But what if you work in a different kind of field where there is no go-to location, or if you’re the kind of person who simply doesn’t aspire to be at the very pinnacle of your industry. Then there are plenty of other, lovely places out there where you can live for a fraction of the amount. It’s absolutely essentially that you weigh your career goals against the quality of life you’d like to achieve.
I wrote this book to help you pick the place that’s right for you. I’ll share with you more than twenty-five years of personal research, as well as the work and findings of many others.4 I’ve structured my advice around three key ideas.
- Despite all the hype over globalization and the “flat world,” place is actually more important to the global economy than ever before.
- Places are growing more diverse and specialized—from their economic makeup and job market to the quality of life they provide and the kinds of people that live in them.
- We live in a highly mobile society, giving most of us more say over where we live.
Taken together, these three facts mean that where you choose to live will greatly affect everything from your finances and job options to your friends, your potential mate, and your children’s future.
The first part of this book tackles the big picture. It looks at how and why place continues to matter to the global economy. It provides maps and statistics that chart the reality of globalization and the function of mega-regions, the new economic units of what I call the “spiky world.”
The second part addresses how where you live affects your economic situation—the new realities of the job market, trends in the housing market, real estate appreciation, all of which are real pocketbook issues. It shows how economic advantage accrues in some places more than others, details the new migration of talented and skilled people to a small set of regions, and documents the forces driving the ups and downs of the housing market. It also describes the trend toward the clustering of jobs—high-tech in Silicon Valley or Austin, finance in New York, filmmaking in Hollywood, music in Nashville.
The third part confronts what is perhaps the biggest trade-off we need to consider when picking a place to live: how to balance our career goals against our lifestyle and other needs. It looks at the relationship between where we live and our ability to live happy, fulfilled lives. It draws from a large-scale survey of 28,000 people that I conducted with the Gallup Organization. This study, the Place and Happiness Survey, found that location is as relevant to a person’s well-being as are his or her job, finances, and interpersonal relationships.
The fourth part looks at how our needs and preferences for where we live evolve and change as we go through three of life’s main stages—when we’re young and single, married with children, and as empty-nesters and after our children have left the house. This section features new rankings my team and I developed of the best places for each of these main stages of your life.

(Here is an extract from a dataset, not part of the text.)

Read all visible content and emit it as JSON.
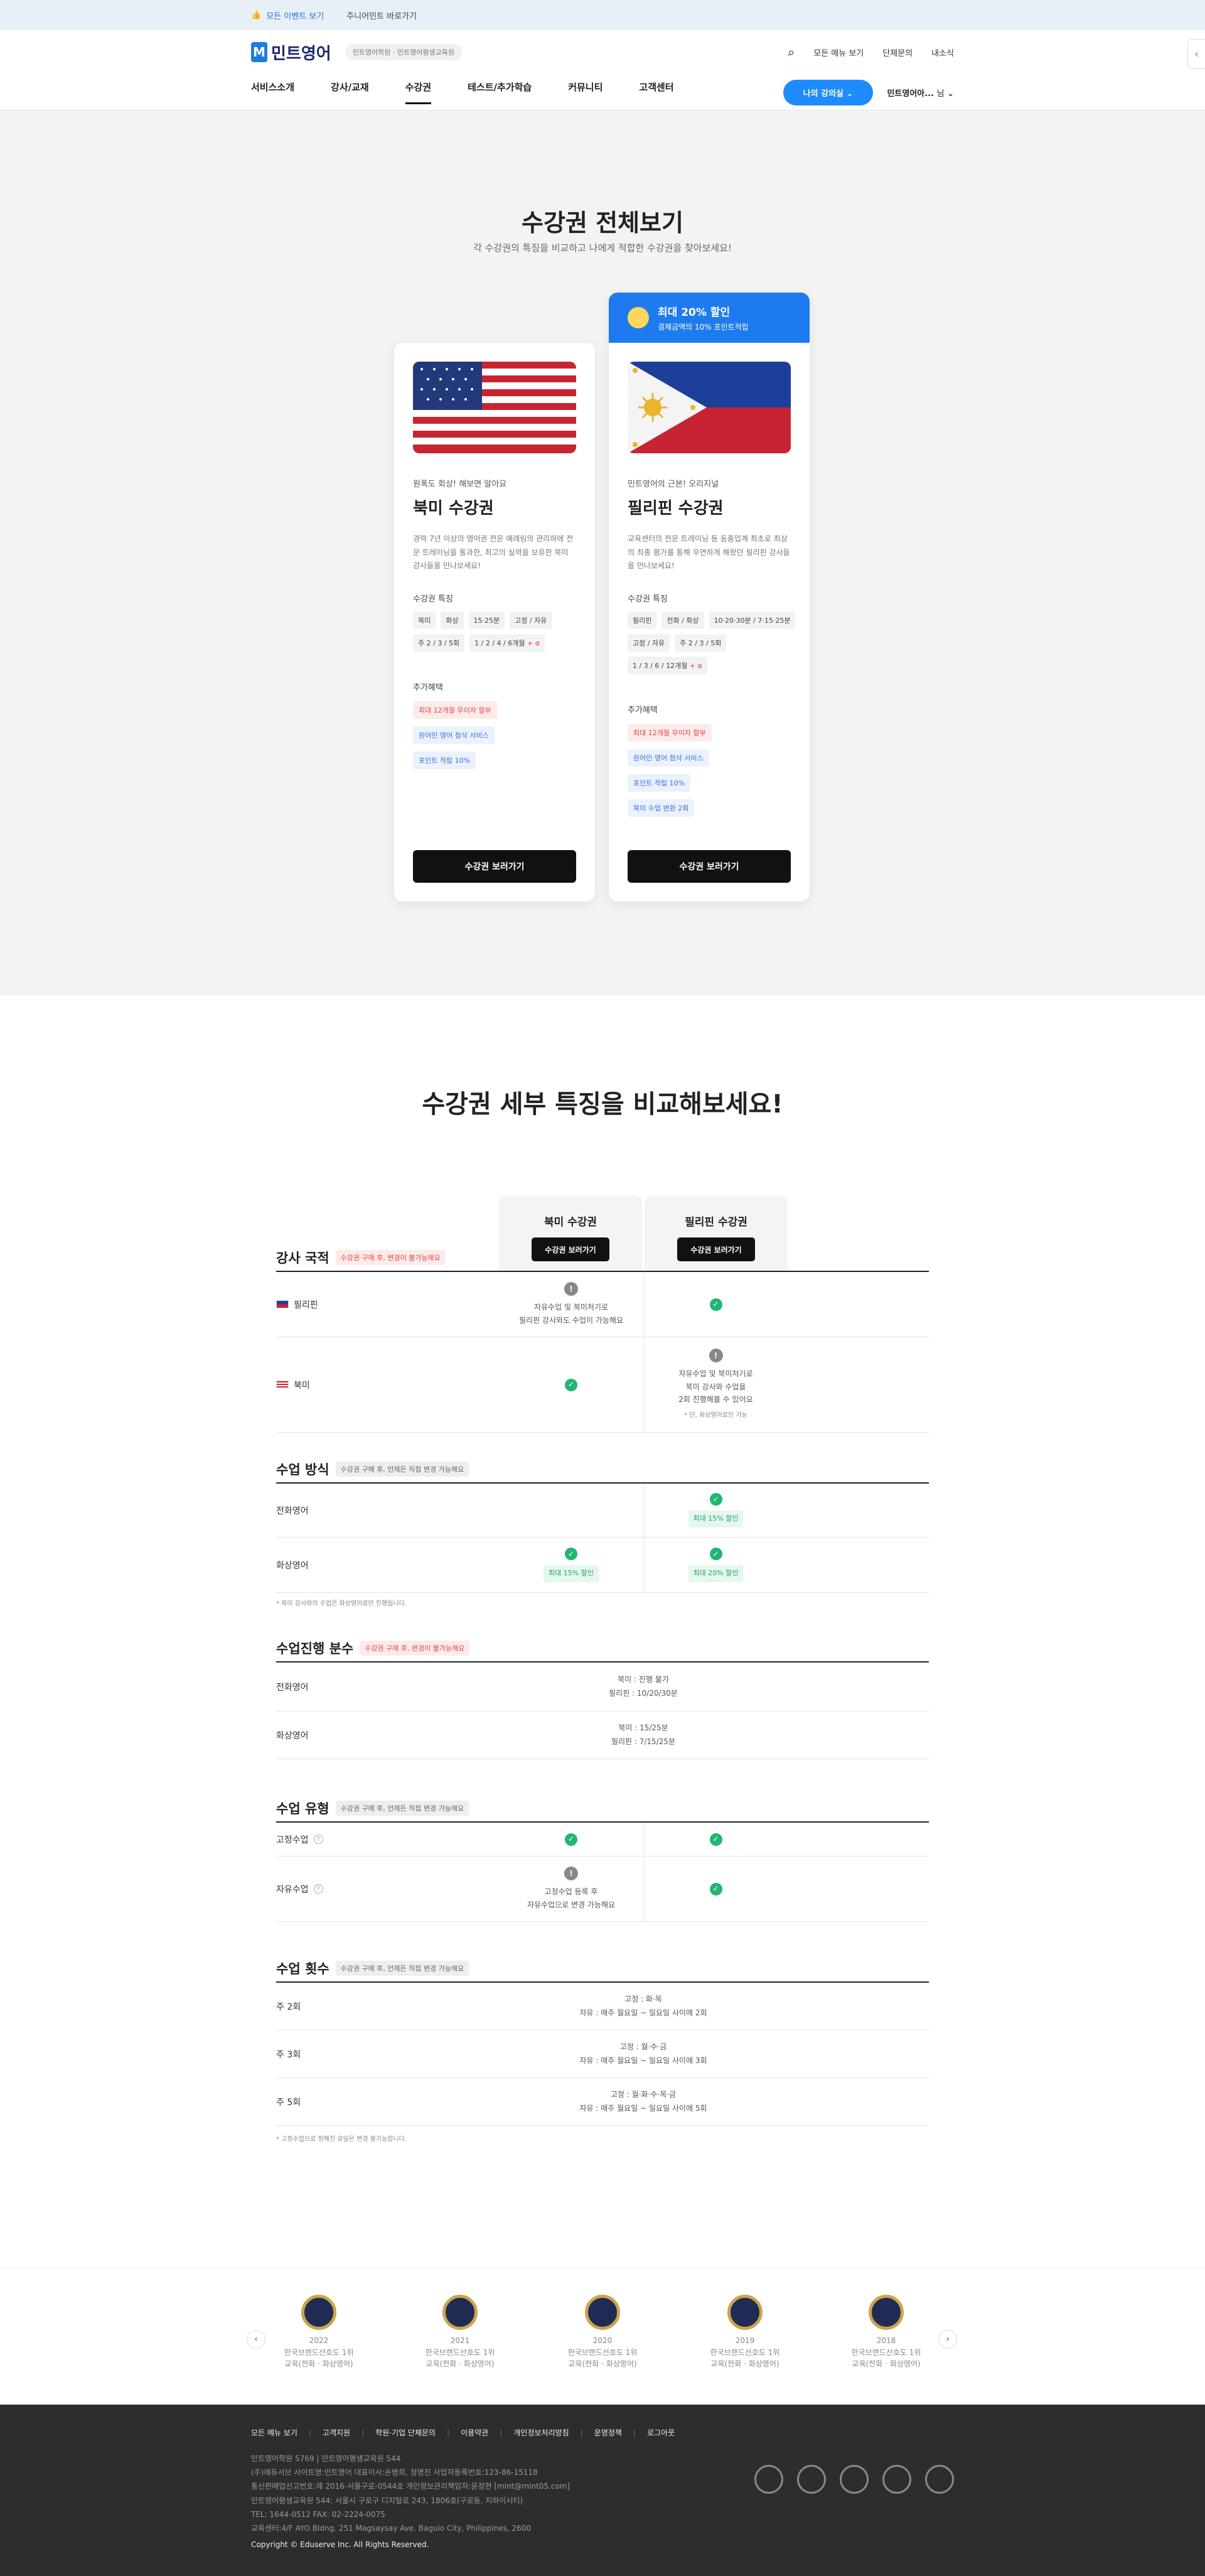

The last chapter gets practical. It provides the basic tools you need to identify the place that’s best for you. Even if you’re ecstatic about where you currently live, this chapter will help you better understand what you truly desire and need. If you’re thinking about a move, it provides a detailed guide of what to look for and where to look for it. By the end of this book, you’ll better understand the critical role of place in today’s global economy, and how to maximize your chances for a happy and fulfilling life by picking the place that’s right for you.